McGregor, who had sent out a Twitter message on Tuesday saying that he was stepping away from a lucrative mixed martial arts career, took it back on Thursday. In a statement, he explained that he had been upset with the promotional demands being made by the Ultimate Fighting Championship.
"I am just trying to do my job and fight here," he wrote. "I am paid to fight. I am not yet paid to promote."
McGregor seemed to blame the promotional load for his recent upset loss to Nate Diaz.
"Fifty world tours, 200 press conferences, 1 million interviews, 2 million photo shoots, and at the end of it all I'm left looking down the barrel of a lens, staring defeat in the face, thinking of nothing but my incorrect fight preparation," he wrote. "And the many distractions that led to this."
He continued: "With the right adjustments and the right focus, I will finish what I started in that last fight.
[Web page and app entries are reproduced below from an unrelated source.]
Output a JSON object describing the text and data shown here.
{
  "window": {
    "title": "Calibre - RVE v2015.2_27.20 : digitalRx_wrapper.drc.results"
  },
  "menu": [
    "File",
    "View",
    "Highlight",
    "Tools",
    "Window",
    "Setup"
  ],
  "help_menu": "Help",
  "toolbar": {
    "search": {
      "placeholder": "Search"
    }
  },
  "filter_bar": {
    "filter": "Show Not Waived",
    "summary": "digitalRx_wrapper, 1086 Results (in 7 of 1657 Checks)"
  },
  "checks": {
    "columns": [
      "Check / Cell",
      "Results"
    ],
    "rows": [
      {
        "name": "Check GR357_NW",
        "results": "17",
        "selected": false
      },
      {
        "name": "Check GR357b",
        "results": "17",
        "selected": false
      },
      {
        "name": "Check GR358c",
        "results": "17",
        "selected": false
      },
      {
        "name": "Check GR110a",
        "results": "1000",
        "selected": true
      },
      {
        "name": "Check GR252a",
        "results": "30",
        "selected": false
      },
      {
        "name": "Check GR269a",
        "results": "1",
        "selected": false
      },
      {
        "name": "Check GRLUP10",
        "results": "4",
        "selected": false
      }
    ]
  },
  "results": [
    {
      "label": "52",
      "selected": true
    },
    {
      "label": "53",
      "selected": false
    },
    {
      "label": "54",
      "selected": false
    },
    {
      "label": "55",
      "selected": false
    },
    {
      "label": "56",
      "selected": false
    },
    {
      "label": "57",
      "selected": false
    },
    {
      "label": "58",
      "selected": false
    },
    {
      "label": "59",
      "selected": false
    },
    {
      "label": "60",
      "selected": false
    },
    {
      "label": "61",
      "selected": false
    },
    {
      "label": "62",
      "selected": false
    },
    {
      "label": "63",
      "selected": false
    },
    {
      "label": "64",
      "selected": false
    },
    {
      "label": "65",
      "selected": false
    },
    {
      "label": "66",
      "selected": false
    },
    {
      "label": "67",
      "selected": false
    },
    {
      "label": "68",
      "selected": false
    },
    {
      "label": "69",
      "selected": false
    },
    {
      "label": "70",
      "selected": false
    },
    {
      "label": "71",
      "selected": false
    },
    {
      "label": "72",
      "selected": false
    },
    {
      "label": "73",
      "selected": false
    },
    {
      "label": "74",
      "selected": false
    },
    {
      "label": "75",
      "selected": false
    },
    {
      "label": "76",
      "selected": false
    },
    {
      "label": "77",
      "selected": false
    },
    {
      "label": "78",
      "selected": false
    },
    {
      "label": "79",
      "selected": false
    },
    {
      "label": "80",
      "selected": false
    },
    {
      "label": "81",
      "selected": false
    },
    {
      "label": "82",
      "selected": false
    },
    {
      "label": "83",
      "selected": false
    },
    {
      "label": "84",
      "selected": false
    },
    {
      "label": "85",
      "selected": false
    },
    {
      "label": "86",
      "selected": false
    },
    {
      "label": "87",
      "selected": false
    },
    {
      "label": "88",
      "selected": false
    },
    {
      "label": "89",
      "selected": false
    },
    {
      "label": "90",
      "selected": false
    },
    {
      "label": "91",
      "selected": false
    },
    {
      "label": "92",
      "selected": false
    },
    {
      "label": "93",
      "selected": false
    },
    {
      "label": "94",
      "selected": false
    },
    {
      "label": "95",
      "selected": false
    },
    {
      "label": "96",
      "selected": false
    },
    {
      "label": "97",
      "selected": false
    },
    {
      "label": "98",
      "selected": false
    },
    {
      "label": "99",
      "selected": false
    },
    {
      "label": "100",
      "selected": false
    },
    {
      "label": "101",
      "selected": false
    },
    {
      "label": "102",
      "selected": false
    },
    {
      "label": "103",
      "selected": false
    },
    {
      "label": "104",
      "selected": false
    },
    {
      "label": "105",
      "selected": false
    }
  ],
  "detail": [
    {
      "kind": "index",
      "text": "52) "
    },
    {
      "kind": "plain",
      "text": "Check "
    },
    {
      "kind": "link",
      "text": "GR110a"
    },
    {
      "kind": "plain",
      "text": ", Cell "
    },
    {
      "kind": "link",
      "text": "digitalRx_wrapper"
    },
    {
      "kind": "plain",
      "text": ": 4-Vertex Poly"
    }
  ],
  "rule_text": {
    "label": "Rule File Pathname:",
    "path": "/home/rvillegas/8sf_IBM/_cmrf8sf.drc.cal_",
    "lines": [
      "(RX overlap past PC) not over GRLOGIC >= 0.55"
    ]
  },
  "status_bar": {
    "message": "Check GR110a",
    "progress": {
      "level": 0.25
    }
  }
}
I will not do this if I am back on the road handing out fliers again."
McGregor said a request to lighten his promotional load had been denied.
After his retirement message, UFC president Dana White said that McGregor had been removed from the UFC 200 card in July, when he was to have had a rematch with Diaz.
McGregor said he was still willing to fight on that card.
"I am still ready to go for UFC 200," he wrote. "I will offer, like I already did, to fly to New York for the big press conference that was scheduled, and then I will go back into training. With no distractions."
McGregor has taken UFC by storm, with his fists and his mouth earning him popularity.
Before his loss to Diaz, he had beaten long-time featherweight champion Jose Aldo - then the best pound-for-pound UFC fighter - in just 13 seconds.
NEW YORK TIMES